Congresswoman Karen Bass is throwing her support behind former Vice President Joe Biden. Though she made it clear that her endorsement is not on behalf of the Congressional Black Caucus of which she is the chairwoman, her personal decision is in step with a number of its members who endorsed the long-time politician within the last week.

On Friday morning, Bass told the Associated Press, “It’s very clear to me that he is the best person, not just to beat Trump, but he is the person to lead at this time. I think him having a long-standing history of working with African American communities, most notably in his own state but around the country, was qualitatively different from the other candidates.”

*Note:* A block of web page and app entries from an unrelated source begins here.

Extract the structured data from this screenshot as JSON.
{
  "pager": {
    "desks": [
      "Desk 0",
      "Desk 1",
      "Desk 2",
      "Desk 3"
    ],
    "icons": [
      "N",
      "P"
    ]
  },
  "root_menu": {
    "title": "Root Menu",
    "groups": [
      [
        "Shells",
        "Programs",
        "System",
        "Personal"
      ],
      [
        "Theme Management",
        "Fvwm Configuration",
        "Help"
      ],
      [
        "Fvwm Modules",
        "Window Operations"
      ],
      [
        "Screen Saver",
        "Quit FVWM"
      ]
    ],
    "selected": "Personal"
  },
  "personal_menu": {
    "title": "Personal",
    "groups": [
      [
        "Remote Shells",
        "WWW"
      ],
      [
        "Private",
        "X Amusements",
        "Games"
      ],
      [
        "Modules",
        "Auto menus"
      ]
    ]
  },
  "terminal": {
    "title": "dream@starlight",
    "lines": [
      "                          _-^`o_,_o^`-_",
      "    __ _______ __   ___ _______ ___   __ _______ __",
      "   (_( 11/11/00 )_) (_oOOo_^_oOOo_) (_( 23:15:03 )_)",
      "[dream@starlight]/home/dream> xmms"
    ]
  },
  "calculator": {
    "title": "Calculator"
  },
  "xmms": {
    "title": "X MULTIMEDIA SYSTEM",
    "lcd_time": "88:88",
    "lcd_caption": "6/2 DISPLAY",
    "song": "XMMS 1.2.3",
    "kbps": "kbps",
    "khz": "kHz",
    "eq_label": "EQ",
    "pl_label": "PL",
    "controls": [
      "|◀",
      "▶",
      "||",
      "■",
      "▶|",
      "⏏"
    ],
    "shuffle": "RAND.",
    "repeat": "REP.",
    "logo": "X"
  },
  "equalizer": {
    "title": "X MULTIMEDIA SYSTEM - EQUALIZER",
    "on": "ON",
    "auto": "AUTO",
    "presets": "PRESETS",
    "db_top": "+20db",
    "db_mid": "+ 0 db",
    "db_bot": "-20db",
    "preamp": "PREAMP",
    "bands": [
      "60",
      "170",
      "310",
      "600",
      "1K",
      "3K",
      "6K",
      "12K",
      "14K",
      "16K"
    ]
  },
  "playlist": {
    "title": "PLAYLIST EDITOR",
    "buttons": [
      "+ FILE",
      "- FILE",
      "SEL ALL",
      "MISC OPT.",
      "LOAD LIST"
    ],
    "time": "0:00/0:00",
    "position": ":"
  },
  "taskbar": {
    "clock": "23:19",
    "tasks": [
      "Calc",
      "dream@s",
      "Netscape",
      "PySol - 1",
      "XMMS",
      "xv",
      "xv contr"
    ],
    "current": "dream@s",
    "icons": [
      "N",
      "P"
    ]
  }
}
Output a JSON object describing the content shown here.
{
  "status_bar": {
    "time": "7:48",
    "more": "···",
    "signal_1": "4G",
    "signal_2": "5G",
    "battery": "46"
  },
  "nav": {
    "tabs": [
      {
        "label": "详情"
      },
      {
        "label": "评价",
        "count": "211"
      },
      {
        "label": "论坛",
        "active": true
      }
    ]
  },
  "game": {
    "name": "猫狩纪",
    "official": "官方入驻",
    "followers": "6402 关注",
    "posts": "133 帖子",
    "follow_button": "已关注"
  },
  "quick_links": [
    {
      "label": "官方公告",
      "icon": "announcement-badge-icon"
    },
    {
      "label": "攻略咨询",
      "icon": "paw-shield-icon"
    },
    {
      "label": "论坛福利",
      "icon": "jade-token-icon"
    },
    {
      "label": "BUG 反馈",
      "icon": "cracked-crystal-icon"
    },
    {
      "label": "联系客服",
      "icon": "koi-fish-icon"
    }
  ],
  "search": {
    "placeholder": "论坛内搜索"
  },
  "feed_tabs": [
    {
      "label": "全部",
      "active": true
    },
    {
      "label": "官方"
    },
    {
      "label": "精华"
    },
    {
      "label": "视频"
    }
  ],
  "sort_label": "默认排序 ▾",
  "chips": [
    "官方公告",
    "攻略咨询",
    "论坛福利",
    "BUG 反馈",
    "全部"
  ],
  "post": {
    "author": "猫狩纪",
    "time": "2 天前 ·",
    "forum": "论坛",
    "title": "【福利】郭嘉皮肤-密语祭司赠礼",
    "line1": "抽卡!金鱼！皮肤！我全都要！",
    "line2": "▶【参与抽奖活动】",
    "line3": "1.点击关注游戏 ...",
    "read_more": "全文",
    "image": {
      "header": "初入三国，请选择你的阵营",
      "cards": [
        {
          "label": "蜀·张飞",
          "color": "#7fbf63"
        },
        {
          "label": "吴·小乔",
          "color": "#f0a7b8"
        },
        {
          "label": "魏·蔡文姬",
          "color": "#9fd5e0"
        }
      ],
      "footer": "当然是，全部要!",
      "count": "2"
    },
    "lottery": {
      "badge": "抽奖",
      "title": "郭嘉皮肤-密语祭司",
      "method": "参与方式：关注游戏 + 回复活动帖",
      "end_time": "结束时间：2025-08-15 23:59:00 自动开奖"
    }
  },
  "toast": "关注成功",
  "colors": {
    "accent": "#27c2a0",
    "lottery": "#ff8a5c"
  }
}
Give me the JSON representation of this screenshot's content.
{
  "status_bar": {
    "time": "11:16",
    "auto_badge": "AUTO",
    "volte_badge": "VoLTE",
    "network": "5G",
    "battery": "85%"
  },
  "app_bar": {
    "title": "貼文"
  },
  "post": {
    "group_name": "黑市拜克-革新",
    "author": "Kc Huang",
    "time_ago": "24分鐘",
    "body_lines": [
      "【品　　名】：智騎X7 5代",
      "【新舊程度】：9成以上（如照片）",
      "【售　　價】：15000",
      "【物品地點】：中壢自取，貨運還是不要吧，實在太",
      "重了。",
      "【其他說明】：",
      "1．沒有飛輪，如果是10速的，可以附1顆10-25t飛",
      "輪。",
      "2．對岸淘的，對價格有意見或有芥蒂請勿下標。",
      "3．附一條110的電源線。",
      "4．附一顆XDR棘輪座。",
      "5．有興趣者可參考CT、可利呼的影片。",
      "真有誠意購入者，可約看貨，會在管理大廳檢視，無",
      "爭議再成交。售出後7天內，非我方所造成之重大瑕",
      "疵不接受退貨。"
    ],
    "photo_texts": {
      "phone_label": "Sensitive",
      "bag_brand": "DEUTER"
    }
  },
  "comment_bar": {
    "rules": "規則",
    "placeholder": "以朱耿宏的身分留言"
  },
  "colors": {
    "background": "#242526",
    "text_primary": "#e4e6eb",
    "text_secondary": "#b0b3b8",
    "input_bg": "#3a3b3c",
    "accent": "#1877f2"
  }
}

Bass also said, according to the Washington Post, that the support Biden is currently receiving from members of the African American community has to do with “a survival vote,” given the critical nature of the 2020 election. 

“I cannot say it enough: Black women are concerned about saving this country,” said Rep. Karen Bass (D-Calif.). “This is not about who I’m falling in love with. This is about who is going to protect my children and grandchildren.” 

HOLLYWOOD, CALIFORNIA – NOVEMBER 16: U.S. Representative for California’s 37th congressional district, Karen Bass speaks onstage during the National Night To End Youth Homelessness event held at Hollywood United Methodist Church on November 16, 2019 in Hollywood, California. (Photo by Michael Tran/Getty Images)

Bass admitted that she was reluctant to back the former senator from Delaware while CBC members Kamala Harris and Cory Booker were also vying to become the country’s next leader. After their withdrawal from the race, however, Biden became her preferred choice. Much like other Black Democrats before her, she cited Biden’s familiarity with the community.

The Post reporter wrote that Bass noted other campaigns had not been in touch with the Congressional Black Caucus in the way that Biden had, and during a visit with her to a Roscoe’s Chicken and Waffle located a South Central Los Angeles neighborhood that makes up her district, the current frontrunner was able to “easily interact with people, the way he was able to communicate empathy, concern, and interest.”